On the nearby freeway, traffic crept along. Office buildings and public parks raced past my view. About halfway through the route, the track crested a slight swell where a number of billboards were strategically placed. One in particular caught my eye.

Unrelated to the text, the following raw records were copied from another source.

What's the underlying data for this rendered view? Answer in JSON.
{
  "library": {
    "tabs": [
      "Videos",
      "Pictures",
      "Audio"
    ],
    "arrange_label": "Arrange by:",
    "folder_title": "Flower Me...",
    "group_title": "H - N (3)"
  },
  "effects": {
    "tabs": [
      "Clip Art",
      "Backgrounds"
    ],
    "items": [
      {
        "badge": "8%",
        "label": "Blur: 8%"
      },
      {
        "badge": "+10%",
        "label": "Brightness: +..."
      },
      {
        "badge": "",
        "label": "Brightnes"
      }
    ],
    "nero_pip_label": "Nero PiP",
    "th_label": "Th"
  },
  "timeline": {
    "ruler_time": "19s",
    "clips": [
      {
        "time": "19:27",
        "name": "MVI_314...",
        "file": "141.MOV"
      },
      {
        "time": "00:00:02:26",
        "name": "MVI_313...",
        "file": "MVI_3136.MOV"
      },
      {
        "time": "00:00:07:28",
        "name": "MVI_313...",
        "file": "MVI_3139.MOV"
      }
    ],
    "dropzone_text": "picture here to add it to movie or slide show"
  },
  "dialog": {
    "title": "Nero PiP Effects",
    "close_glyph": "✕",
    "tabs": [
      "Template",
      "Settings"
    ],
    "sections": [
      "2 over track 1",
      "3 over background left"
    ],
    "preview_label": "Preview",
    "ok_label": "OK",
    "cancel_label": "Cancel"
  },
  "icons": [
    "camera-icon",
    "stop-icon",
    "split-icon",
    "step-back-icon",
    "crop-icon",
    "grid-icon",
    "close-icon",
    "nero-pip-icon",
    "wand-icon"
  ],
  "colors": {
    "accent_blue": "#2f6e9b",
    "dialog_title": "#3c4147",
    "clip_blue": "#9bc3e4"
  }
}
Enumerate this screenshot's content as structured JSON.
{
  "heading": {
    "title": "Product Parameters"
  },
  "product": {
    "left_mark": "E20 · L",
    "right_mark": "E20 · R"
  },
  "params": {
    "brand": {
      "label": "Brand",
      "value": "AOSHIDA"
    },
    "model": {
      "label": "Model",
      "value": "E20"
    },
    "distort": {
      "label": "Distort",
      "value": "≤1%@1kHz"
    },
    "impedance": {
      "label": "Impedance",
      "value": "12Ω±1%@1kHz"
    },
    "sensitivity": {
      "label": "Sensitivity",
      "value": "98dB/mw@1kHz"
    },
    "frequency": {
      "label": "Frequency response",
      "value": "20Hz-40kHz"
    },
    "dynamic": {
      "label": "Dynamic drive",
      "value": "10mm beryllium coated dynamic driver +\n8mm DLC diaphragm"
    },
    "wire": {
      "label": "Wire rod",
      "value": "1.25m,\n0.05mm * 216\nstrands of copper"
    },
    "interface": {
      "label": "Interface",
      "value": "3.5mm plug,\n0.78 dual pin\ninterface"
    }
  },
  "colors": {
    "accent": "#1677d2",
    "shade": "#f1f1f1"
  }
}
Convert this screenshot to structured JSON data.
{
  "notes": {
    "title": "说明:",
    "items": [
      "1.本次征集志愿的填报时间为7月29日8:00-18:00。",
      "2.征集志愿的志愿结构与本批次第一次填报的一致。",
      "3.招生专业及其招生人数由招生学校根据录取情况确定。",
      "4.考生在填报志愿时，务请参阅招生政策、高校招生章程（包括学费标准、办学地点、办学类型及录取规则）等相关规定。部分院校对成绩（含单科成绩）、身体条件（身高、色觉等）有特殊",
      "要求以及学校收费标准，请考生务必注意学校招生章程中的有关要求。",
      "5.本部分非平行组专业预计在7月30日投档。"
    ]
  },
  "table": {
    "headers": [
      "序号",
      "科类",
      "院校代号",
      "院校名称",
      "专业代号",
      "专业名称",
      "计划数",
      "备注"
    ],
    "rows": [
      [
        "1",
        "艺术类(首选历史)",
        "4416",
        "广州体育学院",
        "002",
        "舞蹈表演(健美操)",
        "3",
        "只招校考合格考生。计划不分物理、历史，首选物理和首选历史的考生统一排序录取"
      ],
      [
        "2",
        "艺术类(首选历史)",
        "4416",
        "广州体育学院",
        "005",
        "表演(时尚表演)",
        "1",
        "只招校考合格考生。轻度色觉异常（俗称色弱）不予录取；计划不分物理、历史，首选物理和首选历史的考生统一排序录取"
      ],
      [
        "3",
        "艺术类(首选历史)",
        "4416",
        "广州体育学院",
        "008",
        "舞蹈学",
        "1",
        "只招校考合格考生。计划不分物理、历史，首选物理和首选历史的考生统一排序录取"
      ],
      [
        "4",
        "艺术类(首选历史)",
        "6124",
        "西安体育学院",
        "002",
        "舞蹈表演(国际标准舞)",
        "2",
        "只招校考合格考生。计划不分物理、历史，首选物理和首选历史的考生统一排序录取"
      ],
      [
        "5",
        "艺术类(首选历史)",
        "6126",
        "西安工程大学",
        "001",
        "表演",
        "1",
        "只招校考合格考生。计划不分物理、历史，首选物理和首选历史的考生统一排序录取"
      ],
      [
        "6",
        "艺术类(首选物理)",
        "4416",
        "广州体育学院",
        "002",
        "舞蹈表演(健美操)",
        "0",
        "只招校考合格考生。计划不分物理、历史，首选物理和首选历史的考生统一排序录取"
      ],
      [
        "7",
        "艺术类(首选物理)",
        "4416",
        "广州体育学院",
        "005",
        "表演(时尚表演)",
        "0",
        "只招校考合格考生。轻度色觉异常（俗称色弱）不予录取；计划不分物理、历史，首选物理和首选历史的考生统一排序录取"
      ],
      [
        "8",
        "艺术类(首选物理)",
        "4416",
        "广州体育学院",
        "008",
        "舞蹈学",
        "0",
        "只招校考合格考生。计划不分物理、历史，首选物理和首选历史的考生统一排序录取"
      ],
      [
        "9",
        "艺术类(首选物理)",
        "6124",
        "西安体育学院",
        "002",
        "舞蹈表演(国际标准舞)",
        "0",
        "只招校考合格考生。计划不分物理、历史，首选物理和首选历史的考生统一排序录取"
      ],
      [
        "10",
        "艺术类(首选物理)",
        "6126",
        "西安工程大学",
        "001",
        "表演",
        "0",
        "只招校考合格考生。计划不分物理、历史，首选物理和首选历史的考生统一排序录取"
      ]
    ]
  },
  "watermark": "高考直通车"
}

It was for a waxing salon.

…I know, stay with me.

*You can read the rest of this post at Jen Pollock Michel’s blog series, “Home: Musings and Memories.”

Illustration Courtesy of Charles Forerunner.